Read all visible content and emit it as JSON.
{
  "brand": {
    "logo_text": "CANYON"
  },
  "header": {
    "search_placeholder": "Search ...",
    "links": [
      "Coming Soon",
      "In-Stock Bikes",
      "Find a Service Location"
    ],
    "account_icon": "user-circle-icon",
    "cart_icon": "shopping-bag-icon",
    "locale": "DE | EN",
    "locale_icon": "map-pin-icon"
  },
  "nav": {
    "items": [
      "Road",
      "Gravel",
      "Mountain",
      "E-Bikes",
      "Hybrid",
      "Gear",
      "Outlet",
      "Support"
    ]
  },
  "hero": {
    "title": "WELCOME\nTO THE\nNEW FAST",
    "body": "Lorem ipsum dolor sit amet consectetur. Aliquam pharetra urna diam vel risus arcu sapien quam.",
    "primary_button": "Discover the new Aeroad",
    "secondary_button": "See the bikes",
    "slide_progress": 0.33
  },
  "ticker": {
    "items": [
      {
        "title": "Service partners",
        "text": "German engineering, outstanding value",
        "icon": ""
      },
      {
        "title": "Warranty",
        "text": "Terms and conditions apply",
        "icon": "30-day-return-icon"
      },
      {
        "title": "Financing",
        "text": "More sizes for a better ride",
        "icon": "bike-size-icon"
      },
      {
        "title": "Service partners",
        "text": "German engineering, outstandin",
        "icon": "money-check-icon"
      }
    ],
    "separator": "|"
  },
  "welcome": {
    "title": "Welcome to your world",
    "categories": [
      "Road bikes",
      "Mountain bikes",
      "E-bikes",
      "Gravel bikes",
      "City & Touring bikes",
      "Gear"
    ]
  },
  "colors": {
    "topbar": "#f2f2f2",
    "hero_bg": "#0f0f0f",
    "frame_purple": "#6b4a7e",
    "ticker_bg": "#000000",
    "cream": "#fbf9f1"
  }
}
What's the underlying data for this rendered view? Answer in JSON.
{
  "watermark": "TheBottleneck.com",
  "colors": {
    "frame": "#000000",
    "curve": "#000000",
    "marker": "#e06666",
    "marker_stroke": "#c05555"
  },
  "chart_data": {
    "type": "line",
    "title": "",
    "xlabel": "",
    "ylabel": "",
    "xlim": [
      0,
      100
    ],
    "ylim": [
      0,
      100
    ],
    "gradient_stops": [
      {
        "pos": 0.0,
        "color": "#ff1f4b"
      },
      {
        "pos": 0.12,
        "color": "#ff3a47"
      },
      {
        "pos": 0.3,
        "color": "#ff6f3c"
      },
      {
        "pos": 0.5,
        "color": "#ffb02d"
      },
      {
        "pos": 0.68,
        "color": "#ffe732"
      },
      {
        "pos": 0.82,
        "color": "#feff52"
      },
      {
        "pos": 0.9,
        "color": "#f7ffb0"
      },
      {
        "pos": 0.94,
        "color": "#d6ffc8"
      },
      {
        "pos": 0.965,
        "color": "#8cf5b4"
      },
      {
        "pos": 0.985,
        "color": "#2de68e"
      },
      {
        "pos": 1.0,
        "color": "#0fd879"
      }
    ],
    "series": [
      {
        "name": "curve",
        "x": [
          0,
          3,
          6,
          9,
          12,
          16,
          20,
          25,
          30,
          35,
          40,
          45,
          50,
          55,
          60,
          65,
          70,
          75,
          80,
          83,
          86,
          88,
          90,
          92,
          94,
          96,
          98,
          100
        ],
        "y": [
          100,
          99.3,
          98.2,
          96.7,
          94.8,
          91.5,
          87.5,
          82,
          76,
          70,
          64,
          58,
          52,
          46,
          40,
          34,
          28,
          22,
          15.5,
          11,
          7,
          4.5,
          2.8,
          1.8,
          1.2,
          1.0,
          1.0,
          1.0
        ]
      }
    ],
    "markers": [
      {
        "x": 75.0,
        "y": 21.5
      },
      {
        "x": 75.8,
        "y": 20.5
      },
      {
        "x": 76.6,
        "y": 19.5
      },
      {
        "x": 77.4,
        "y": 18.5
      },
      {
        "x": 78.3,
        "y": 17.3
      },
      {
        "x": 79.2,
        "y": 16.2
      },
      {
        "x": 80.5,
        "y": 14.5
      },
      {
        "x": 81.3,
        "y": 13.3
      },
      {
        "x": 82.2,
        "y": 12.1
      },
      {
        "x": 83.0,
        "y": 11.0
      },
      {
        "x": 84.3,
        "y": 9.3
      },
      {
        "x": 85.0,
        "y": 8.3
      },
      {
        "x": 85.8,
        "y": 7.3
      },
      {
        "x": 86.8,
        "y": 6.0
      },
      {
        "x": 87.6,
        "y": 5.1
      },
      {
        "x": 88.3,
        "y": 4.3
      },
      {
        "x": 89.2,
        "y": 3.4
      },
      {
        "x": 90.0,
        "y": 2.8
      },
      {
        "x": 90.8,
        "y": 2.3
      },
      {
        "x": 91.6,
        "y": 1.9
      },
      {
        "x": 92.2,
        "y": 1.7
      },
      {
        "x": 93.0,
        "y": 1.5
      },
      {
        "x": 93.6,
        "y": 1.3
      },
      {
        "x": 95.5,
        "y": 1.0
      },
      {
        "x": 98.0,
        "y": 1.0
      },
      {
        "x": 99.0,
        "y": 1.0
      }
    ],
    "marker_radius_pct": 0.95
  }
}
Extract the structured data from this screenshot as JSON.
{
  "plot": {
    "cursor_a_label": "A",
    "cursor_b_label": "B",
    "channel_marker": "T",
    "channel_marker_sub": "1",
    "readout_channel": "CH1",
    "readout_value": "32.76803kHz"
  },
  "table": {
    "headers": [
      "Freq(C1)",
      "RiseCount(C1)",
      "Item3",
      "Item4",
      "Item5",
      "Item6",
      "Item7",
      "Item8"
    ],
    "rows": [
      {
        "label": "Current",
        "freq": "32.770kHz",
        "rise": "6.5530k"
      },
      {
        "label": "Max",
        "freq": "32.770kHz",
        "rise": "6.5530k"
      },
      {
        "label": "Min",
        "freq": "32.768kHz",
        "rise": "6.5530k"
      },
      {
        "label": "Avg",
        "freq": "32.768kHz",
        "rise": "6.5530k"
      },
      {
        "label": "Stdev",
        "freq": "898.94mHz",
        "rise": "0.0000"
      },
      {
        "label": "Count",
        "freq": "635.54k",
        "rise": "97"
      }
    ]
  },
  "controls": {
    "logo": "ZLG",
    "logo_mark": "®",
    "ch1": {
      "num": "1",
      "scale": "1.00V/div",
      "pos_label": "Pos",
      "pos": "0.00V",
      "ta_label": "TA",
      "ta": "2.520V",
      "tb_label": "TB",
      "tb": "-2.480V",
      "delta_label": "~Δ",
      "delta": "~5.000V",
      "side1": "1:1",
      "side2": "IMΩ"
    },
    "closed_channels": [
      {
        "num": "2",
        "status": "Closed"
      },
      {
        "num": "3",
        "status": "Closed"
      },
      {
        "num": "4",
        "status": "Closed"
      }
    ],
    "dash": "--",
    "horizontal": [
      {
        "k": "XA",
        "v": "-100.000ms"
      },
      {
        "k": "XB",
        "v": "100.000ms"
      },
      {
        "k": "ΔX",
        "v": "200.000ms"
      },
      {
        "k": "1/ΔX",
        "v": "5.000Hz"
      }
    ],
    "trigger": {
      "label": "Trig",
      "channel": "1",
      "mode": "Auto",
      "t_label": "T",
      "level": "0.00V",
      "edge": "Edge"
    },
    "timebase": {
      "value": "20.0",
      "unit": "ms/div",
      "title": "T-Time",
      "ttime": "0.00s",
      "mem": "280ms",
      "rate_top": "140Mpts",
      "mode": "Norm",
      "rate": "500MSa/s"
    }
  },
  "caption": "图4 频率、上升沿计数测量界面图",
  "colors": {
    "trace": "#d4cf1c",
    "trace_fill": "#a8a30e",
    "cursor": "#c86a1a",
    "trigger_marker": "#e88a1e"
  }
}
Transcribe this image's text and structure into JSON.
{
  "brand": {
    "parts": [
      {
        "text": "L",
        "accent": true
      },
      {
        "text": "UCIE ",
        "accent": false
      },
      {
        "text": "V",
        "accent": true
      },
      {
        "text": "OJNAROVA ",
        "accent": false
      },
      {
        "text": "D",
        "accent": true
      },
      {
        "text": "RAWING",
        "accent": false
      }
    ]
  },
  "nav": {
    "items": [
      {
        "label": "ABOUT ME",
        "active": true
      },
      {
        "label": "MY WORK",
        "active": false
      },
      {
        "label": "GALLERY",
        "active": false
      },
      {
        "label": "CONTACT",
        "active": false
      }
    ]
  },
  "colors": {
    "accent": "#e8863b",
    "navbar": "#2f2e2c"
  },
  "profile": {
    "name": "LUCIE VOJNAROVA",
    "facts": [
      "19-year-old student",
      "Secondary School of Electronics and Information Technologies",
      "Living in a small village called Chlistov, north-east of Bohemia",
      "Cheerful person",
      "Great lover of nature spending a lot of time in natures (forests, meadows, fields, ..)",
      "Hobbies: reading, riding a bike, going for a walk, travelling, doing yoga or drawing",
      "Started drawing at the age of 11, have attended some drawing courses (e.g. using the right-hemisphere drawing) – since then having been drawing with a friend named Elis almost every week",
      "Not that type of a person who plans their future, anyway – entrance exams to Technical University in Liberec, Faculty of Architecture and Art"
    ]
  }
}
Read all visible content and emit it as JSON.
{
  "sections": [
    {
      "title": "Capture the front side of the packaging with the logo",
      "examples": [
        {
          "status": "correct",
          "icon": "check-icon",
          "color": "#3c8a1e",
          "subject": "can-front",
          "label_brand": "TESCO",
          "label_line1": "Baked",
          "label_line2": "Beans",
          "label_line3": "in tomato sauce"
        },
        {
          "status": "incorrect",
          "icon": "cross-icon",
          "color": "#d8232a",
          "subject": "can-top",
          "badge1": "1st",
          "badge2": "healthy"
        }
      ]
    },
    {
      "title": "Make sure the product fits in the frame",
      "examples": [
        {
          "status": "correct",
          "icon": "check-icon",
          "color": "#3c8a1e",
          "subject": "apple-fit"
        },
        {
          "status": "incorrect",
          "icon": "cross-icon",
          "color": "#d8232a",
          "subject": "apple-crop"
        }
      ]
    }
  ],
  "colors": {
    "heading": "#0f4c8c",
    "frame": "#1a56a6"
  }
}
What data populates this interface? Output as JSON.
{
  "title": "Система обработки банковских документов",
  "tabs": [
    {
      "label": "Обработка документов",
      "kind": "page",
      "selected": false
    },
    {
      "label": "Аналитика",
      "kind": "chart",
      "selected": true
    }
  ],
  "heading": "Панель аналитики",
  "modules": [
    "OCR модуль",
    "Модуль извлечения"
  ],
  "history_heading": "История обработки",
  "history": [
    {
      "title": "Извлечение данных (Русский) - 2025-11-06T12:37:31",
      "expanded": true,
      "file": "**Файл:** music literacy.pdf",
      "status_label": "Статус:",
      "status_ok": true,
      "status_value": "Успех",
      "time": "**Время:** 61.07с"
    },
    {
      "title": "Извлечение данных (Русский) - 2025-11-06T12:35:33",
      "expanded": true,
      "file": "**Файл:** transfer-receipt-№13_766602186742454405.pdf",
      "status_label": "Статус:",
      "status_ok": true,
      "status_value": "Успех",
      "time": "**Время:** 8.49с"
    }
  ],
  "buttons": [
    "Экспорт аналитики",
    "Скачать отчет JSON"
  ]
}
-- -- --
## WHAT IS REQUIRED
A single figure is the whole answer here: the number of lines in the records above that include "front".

## OUTPUT OF THE TASK
2